Bridge For Dummies
Book image
Explore Book Buy On Amazon
If your partner has a six- or seven-card suit in Bridge, you can expect to hear her bid that suit at least twice, maybe three times. When your partner rebids a suit, she has limited her hand, meaning that you’re the captain. If you have support for the suit, you have found a home, but how high should you bid? It depends on your partner’s strength added to your strength.

Consider the following two bidding sequences:

Opener (Your Partner) Responder (You)
1♥ 1♠
2♥ (11 to 14 HCP) ?
Opener (Your Partner) Responder (You)
1♥ 1♠
3♥ (15 to 17 HCP) ?
In these two sequences, you know that your partner has at least six hearts, possibly seven. In the first sequence, your partner makes a simple rebid at the two level, showing a minimum hand; in the second sequence, she jumps to the three level, showing an intermediate hand.

Point-count ranges aren’t written in stone when it comes to long suits. Experienced players upgrade their hands when they hold a long, strong suit because such suits take many tricks in the play of the hand.

These cards illustrate your partner making a jump rebid.


When your partner makes a jump rebid in her long suit, assume she has at least 15 HCP.

Above, the bidding has gone as follows:

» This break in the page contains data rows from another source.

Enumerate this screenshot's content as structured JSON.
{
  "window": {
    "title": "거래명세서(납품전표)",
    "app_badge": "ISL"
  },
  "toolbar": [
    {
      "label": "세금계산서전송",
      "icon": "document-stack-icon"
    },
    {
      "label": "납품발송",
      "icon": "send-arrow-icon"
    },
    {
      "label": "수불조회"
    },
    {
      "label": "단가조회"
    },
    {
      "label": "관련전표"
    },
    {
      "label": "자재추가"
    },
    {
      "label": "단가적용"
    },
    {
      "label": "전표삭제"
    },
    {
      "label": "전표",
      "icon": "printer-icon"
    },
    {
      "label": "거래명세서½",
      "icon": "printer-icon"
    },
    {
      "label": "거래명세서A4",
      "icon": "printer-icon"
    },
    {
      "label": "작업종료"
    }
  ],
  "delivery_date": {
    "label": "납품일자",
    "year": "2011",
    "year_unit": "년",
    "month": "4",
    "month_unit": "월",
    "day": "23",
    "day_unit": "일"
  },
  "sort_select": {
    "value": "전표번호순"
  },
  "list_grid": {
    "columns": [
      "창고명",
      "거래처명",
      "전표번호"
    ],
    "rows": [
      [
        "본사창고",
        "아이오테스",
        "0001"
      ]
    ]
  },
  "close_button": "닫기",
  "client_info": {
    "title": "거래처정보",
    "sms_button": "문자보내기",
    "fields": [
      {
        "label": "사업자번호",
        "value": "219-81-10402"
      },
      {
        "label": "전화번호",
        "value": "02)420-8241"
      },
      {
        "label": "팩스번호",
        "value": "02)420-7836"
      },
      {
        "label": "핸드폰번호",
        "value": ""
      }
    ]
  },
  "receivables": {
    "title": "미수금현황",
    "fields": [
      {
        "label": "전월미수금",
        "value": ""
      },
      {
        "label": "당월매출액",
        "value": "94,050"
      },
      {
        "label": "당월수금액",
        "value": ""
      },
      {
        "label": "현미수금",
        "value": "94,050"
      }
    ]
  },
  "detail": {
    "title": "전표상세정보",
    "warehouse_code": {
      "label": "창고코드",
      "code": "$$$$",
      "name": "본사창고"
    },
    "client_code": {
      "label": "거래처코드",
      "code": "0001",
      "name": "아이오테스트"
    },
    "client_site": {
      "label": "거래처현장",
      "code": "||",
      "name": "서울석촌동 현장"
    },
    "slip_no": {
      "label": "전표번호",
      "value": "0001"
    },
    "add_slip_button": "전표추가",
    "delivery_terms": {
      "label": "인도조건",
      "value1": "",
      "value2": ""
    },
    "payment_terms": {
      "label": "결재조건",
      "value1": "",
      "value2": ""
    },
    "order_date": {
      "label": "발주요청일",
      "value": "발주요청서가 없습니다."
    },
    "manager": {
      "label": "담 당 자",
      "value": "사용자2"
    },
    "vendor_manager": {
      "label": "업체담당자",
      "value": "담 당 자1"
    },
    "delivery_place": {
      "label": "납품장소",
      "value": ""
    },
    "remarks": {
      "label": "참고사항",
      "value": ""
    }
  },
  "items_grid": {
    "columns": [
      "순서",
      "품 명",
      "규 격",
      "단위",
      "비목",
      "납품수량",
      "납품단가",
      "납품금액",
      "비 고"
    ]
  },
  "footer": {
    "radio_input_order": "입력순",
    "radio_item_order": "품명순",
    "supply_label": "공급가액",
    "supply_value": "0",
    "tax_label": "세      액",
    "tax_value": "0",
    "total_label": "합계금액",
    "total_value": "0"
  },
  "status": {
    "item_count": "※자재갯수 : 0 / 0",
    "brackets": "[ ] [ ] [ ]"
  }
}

Opener (Your Partner) Responder (You)
1♠ 1NT
3♠ ?
Your partner’s opening bid of 1♠ shows five or more spades with 12 or more HCP. You respond 1NT because you aren’t strong enough to bid at the two level and you don’t have three-card support for your partner’s suit.

When your partner bids a suit and then jumps the bidding in that suit, assume she has at least six cards in the suit, an intermediate-strength hand (15 to 17 HCP), and the capacity to take about eight tricks in her own hand. Because you have two taking tricks in your hand, go for it: Bid 4♠.

About This Article

This article is from the book:

About the book author:

Eddie Kantar is a Grand Master in the World Bridge Federation and a two-time world bridge champion. He wrote Complete Defensive Play, a book listed as a top ten all-time bridge favorite, and is the author of the first three editions of Bridge For Dummies.

This article can be found in the category: